Do you own your data?
I have 3,855 Instapaper bookmarks collected in the over 10 years since I signed up for the service. That’s a lot of reading! The beauty of Instapaper is that it saves a text version of these webpages to its database, allowing you to preserve the original words of the article before it (usually) disappears from the Internet. Instapaper is also a great learning tool, since it allows you to highlight and notate your articles as well.

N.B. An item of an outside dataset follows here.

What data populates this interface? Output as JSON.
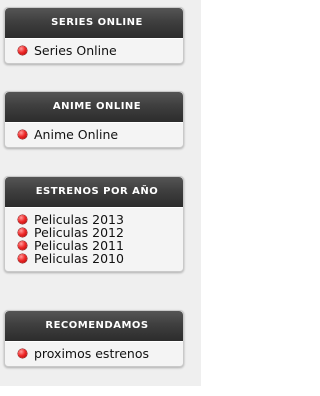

Instapaper has changed hands a number of times over the years. Initially written by Marco Arment, it was sold to Betaworks in 2013 and sold later to Pinterest in 2016, then became its own company. As with any tech product, you don’t know if what they offer today will persist into the future. Apps more famous and well-loved than Instapaper have been shut down over the years, so it’s entirely possible that Instapaper could have the same fate someday. What if Instapaper shut down? Where would that leave me? If I have the full list of all my bookmarks, highlights, and notes, then it would be fine if Instapaper shut down. So, I set out to see if I could make that happen.
parkr/instapaper-archive is the culmination of this work to date. A simple Go program reads from the Instapaper API and from the

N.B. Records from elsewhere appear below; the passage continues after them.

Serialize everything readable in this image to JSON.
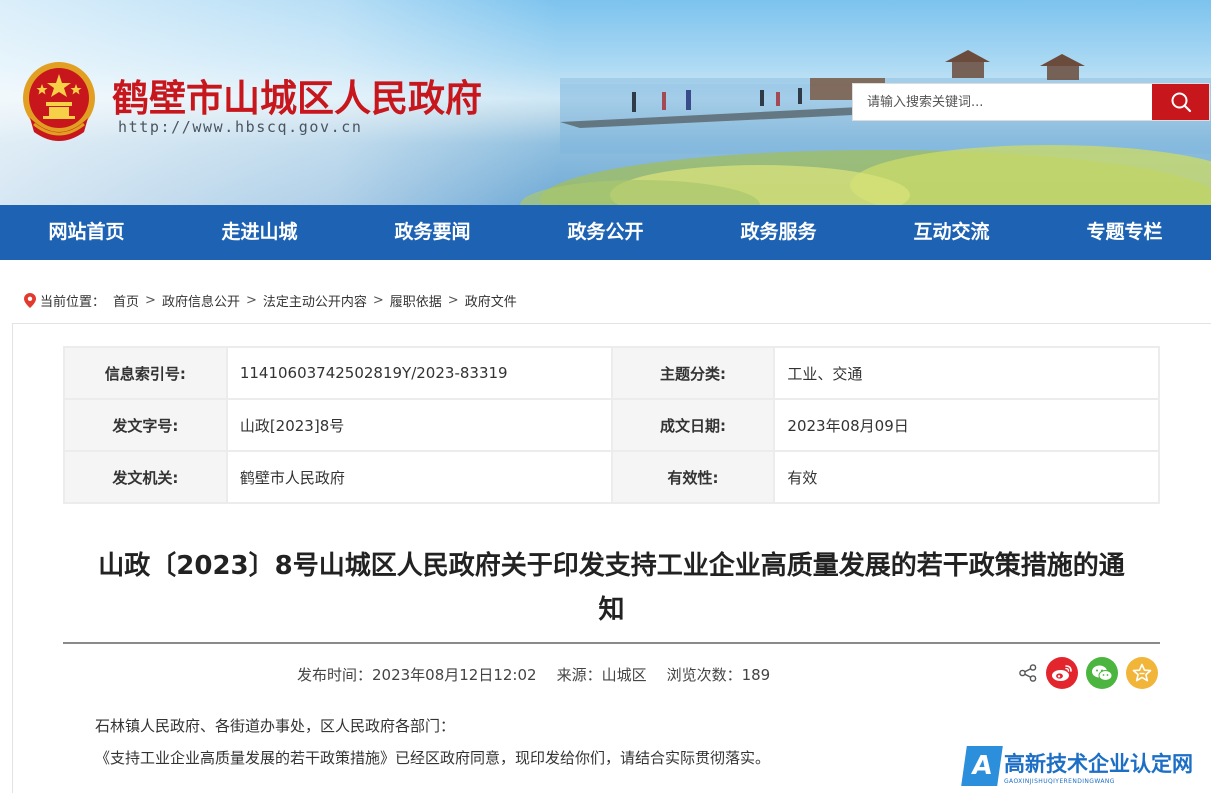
{
  "header": {
    "site_title": "鹤壁市山城区人民政府",
    "site_url": "http://www.hbscq.gov.cn",
    "search_placeholder": "请输入搜索关键词..."
  },
  "nav": {
    "items": [
      "网站首页",
      "走进山城",
      "政务要闻",
      "政务公开",
      "政务服务",
      "互动交流",
      "专题专栏"
    ]
  },
  "breadcrumb": {
    "label": "当前位置：",
    "items": [
      "首页",
      "政府信息公开",
      "法定主动公开内容",
      "履职依据",
      "政府文件"
    ]
  },
  "info": {
    "index_label": "信息索引号:",
    "index_value": "11410603742502819Y/2023-83319",
    "topic_label": "主题分类:",
    "topic_value": "工业、交通",
    "doc_no_label": "发文字号:",
    "doc_no_value": "山政[2023]8号",
    "date_label": "成文日期:",
    "date_value": "2023年08月09日",
    "issuer_label": "发文机关:",
    "issuer_value": "鹤壁市人民政府",
    "validity_label": "有效性:",
    "validity_value": "有效"
  },
  "document": {
    "title_line1": "山政〔2023〕8号山城区人民政府关于印发支持工业企业高质量发展的若干政策措施的通",
    "title_line2": "知",
    "publish_time": "发布时间：2023年08月12日12:02",
    "source": "来源：山城区",
    "views": "浏览次数：189",
    "paragraph1": "石林镇人民政府、各街道办事处，区人民政府各部门：",
    "paragraph2": "《支持工业企业高质量发展的若干政策措施》已经区政府同意，现印发给你们，请结合实际贯彻落实。"
  },
  "share": {
    "icons": [
      "share-icon",
      "weibo-icon",
      "wechat-icon",
      "favorite-icon"
    ]
  },
  "watermark": {
    "mark": "A",
    "text": "高新技术企业认定网",
    "pinyin": "GAOXINJISHUQIYERENDINGWANG"
  },
  "colors": {
    "nav_blue": "#1d62b3",
    "brand_red": "#c8161d",
    "weibo_red": "#e3262e",
    "wechat_green": "#4bb53f",
    "favorite_gold": "#f1b53a"
  }
}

instapaper-export.csv file generated from user Settings and generates a Jekyll site. (Since the Instapaper API only allows listing up to 500 articles per folder, it was necessary to combine the CSV export with the API results to get a full picture.) It downloads highlights today (not notes yet). It preserves whether an article was favorited (denoted by a star):
But preserving my data is just the start. What could I learn from my archive? I could do all sorts of interesting analysis with it. I can go back and see what I was interested in, say, 2013 and how that compares to my present interests. I can more easily find that one article that shaped my understanding of this or that topic. Most importantly, I own my own data – if Instapaper folded tomorrow, I would not lose a decade’s work.

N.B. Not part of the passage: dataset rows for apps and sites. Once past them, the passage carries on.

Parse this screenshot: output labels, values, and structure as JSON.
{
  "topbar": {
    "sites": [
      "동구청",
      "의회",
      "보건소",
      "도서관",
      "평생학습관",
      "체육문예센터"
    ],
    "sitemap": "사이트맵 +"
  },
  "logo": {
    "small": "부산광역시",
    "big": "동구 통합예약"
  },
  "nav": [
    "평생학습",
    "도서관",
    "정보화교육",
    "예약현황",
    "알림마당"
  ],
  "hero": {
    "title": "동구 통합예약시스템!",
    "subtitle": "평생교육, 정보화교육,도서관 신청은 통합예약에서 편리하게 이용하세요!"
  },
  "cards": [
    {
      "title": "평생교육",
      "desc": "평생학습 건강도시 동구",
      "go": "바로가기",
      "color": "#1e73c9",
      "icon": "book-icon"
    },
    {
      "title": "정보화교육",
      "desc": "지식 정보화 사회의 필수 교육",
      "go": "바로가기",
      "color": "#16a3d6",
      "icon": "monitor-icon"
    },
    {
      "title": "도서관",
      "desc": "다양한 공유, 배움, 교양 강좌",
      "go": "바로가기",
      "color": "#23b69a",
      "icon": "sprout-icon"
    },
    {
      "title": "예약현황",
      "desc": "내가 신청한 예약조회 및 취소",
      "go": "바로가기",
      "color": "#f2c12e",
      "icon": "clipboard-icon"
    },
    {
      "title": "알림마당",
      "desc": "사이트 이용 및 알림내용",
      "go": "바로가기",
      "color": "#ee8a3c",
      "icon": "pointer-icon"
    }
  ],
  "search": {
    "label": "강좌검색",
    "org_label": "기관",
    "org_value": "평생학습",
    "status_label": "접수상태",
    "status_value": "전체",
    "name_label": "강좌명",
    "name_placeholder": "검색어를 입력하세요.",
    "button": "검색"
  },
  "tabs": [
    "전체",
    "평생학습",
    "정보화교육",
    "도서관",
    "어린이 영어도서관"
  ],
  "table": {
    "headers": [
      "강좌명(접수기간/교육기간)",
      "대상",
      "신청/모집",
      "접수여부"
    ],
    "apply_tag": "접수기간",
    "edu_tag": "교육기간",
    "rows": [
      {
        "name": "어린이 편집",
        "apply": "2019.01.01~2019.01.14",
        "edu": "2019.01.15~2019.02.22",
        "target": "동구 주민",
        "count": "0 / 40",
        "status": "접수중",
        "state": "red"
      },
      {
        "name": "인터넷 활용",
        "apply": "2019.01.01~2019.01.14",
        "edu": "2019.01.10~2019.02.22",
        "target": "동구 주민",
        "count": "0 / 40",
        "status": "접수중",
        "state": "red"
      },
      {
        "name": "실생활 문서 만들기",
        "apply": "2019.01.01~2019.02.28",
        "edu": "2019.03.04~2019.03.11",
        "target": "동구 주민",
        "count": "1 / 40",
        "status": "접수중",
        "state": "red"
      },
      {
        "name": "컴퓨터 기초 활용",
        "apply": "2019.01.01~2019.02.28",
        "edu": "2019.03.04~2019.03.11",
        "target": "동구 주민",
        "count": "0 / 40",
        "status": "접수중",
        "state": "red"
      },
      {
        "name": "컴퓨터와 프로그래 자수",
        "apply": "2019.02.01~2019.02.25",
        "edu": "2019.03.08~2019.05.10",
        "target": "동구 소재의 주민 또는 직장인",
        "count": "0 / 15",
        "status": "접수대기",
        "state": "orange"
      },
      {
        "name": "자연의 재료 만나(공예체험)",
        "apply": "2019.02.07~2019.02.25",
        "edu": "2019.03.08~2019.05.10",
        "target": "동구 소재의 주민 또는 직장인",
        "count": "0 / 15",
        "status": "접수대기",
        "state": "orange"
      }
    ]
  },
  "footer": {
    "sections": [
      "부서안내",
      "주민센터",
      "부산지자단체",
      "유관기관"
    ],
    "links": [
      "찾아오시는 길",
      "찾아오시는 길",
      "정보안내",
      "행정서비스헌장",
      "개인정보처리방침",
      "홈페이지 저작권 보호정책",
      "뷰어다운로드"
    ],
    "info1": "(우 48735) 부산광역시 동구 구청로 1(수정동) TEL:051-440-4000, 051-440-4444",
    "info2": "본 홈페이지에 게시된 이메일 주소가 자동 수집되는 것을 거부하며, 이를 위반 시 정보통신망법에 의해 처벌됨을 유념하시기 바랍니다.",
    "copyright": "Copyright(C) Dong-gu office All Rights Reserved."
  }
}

If you use
instapaper-archive, I’d be interested to hear how your experience goes in an issue on the repo. In the age of closed gardens and locked-up data, it always feels great to truly own your data.